Atsushi Funakawa has listed five components of Cultural Competency:
i. Geocentric mindset
ii. Strategic focus (on company, customers, community, competitor and communication)
iii. Cross-cultural communication skills
iv. Culturally sensitive management processes
v. Synergy learning systems
All the five elements are interrelated. Integration of cultural competence into competitive strategies leads to competitive advantage. Proctor & Gamble lost $200 million from 1973 (when it entered Japanese market) to 1987. However, by 1990, Japan became the second largest foreign market (first being Germany).
Success was possible due to developing cultural competence by:
i. Understanding the customer’s habits, biases and attitudes
ii. Customizing products to the market
iii. Becoming sensitive to Japanese cultural differences
iv. Penetrating the multilayered distribution chain
v. Selling corporation as well as the brands.
Not only market entry/access or share, the success of cross-border mergers, acquisitions and joint ventures (the today’s business buzz where Indian Corporate sector is doing so well) hinges on melting different organisational culture. The trend of networking (interconnectedness) of markets processes and operations across cultures have changed the criteria for competitive advantage.
Speed, responsiveness, flexibility, effectiveness, and ever-increasing rate of innovation have made organisations to understand that competitive advantage depends on the individuals with global mindset and competencies, which create, support and sustain the organisation and individuals (not sharing the same cultural background).

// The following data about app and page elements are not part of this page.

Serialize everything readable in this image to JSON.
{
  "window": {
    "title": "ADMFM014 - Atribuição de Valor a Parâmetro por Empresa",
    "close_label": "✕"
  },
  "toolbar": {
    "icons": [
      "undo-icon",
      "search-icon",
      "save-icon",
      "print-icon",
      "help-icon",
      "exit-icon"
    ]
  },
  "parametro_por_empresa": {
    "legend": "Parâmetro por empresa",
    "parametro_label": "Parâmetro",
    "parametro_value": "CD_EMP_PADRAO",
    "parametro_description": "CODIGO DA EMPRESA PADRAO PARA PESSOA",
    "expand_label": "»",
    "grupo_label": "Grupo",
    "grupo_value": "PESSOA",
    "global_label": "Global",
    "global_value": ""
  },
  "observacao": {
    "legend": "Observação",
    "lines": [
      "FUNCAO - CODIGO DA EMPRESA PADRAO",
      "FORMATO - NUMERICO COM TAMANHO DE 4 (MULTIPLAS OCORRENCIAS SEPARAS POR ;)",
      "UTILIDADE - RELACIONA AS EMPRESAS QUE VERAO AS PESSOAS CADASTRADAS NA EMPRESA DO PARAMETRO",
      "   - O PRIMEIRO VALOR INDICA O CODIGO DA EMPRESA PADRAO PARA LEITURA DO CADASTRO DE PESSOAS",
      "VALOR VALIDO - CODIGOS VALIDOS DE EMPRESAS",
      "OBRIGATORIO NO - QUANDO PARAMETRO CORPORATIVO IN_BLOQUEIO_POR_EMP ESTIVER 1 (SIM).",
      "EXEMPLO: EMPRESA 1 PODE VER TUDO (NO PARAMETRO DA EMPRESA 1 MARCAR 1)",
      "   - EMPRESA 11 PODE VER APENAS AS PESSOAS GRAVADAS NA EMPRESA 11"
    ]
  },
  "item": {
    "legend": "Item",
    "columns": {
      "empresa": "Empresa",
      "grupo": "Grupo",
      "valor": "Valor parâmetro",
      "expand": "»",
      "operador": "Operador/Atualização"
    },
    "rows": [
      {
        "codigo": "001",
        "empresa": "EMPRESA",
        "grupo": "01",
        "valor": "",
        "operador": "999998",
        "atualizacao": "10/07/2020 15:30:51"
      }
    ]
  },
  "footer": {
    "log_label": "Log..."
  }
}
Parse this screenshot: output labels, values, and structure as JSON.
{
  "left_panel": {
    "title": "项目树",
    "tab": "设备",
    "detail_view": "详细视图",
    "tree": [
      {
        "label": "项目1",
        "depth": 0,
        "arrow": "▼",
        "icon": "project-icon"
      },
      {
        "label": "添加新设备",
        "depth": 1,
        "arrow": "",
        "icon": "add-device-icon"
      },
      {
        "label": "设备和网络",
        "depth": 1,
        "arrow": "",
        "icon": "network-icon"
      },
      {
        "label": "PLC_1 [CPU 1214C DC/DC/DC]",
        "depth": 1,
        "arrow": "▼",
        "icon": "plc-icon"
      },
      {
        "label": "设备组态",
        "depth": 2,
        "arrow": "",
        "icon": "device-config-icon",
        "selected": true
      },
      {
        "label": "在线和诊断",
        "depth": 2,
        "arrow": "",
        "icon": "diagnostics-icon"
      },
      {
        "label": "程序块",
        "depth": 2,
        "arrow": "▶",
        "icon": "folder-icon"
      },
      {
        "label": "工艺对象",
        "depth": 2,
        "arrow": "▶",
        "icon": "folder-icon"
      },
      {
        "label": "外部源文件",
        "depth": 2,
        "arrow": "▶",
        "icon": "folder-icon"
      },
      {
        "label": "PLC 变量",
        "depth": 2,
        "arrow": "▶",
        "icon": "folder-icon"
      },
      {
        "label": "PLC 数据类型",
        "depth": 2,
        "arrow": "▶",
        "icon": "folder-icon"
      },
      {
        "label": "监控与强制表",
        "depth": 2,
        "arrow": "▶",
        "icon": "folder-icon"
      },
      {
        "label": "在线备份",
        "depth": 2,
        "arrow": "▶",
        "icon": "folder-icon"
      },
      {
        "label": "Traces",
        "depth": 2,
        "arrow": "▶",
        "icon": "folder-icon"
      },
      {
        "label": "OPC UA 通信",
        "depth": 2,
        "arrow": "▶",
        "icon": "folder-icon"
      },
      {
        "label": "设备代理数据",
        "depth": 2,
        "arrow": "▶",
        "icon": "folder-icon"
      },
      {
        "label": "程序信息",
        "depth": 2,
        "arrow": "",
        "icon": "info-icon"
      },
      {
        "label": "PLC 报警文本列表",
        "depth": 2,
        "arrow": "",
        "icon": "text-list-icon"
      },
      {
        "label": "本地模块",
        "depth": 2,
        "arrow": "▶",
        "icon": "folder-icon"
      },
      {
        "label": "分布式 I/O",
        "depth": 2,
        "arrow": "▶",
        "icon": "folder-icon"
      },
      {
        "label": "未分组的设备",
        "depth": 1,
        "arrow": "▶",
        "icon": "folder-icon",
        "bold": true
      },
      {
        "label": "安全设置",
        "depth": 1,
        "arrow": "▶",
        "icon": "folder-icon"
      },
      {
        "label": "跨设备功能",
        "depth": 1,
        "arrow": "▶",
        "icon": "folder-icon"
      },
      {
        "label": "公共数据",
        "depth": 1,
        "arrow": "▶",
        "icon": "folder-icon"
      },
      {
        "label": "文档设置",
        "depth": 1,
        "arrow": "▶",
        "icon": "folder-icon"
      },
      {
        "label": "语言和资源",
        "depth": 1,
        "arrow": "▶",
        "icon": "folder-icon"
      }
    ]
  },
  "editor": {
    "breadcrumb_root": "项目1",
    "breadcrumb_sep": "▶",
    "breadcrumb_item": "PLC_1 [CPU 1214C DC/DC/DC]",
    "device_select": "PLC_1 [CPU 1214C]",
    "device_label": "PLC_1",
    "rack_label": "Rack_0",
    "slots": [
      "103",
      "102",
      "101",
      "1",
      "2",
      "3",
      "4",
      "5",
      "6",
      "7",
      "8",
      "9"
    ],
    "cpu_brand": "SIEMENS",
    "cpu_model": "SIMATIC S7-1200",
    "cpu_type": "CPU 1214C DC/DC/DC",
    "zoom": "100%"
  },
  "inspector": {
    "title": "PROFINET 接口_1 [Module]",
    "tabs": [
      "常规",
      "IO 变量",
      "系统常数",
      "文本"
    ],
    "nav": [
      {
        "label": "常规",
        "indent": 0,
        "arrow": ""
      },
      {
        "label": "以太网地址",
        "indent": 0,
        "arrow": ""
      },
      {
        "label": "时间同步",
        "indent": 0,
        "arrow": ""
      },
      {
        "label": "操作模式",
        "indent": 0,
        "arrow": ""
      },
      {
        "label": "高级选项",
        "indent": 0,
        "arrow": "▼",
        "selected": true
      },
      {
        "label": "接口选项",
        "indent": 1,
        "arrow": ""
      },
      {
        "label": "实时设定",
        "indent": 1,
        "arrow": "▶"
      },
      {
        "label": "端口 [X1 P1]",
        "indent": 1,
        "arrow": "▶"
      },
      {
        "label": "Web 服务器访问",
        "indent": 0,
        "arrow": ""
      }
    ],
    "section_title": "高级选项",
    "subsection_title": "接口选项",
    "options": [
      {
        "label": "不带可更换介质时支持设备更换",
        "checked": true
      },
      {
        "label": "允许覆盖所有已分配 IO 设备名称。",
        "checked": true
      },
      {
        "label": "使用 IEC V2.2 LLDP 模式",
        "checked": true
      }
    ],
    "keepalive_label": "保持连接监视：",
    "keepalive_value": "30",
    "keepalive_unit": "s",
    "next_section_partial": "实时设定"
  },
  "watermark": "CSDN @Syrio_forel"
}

The cultural orientations model helps us to develop an accurate approach to access communicate with and appeal to customers.